An edge is your way to be able to create relations between records. This relation will consist of a source and a target, or a “to” and a “from”. In addition to an edge, you will have an edge type. This edge type will explain the relation (for example, /WorksFor, /LivesWith). Each edge can also contain properties including a weight and a general property bag. Weight is used to indicate the strength of the relation between two golden records. This weight is used in the processing pipeline to help evaluate decisions.

How can you pass data to another record through an edge?

There are many cases where you will denormalize references to other entities, but you do want to have some friendly values to reference these records. When you are creating your edges, you will notice that you can pass in extra properties on either the “from” reference or the “to” reference. Placing properties on these references will propagate these values onto the appropriate entity. For example, you created a clue for a company and it had a reference to a country via an ID. In this case, you would want to reference that country, but that country should bring back friendly values to the company clue so that it is easy to look at in the user interface. In this way, if you update the values in the country clue, then CluedIn will automatically update all references to this country. The properties are used only for passing vocabularies. By default, it will only copy these properties to the target reference when that target reference exists.
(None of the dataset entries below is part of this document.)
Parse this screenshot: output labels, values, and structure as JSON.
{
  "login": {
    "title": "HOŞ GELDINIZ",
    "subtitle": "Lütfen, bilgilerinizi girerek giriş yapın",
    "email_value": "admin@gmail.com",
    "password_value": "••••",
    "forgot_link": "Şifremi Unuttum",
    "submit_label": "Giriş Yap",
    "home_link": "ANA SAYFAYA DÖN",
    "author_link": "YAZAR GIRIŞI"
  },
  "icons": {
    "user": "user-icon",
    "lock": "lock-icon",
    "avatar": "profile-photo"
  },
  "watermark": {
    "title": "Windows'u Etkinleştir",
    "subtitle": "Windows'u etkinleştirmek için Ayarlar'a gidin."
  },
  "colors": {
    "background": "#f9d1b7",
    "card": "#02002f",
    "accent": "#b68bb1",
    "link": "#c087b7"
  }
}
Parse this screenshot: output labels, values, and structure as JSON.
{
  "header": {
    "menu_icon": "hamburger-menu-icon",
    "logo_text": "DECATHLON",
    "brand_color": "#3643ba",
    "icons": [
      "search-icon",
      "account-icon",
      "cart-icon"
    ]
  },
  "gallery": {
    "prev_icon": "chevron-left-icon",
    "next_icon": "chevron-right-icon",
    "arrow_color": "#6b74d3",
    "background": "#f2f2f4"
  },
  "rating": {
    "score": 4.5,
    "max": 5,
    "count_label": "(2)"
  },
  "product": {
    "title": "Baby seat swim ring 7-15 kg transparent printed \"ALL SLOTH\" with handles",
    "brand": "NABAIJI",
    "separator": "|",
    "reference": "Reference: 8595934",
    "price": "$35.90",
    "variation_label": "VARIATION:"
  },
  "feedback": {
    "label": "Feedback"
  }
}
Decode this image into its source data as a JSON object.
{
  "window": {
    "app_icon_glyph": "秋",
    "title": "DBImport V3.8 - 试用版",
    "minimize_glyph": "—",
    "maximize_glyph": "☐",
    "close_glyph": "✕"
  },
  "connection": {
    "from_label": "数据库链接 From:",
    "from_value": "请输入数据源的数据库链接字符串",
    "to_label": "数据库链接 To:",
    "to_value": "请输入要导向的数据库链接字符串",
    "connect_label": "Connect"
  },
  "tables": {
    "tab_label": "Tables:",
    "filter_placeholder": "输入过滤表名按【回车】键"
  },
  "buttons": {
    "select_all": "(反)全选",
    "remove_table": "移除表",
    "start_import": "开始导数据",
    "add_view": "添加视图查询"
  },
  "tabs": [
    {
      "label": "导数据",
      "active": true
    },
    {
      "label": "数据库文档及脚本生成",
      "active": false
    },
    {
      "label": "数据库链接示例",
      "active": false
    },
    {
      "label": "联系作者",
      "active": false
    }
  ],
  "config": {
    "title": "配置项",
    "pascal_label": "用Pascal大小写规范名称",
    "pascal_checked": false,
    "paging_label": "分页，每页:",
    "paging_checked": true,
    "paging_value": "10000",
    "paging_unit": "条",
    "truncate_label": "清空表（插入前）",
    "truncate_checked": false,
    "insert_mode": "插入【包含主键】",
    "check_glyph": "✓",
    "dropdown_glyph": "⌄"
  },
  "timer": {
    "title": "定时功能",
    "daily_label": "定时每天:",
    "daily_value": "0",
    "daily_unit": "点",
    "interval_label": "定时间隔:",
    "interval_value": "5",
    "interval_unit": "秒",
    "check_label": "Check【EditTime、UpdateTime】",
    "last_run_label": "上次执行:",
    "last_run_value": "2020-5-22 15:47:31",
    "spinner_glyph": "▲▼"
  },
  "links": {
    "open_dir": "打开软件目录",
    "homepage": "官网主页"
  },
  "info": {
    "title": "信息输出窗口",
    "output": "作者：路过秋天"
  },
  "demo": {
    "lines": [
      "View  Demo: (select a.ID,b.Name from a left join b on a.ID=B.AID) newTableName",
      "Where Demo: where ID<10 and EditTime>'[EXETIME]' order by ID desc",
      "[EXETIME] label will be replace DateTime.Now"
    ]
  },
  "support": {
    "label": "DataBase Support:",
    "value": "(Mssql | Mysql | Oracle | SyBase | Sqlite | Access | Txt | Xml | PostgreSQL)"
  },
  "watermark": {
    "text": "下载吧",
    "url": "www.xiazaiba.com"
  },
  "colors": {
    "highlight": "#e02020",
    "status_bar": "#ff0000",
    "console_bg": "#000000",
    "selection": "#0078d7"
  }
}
What are the edge types?

Edges types are a way to determine the relations between data. This is typically in the structure of Object - Verb - Object. For example, John - works at - Lego. In CluedIn, edges can store properties such as weights and general metadata, but the main idea behind these edges is to describe the relation of two nodes for processing and querying purposes.

In CluedIn, there are static edge types and dynamic edge types. Static edge types are your way to set an edge type based on known rules that will not change. All other edge types should be dynamic.

It is always recommended to leave edges in crawlers as generic as possible and introduce new processors in the processing server to dynamically resolve generic edge types into specific ones. Imagine you have an edge type of “Works At” that you set statically in your crawlers - you can see that it has a temporal factor to it, in that you have no guarantee that this will always be “Works At”. Due to this, you can introduce new processors that would check other values e.g. A Job start and end date, and use this to dynamically change the edge type to “Worked At” if this person was ever to leave.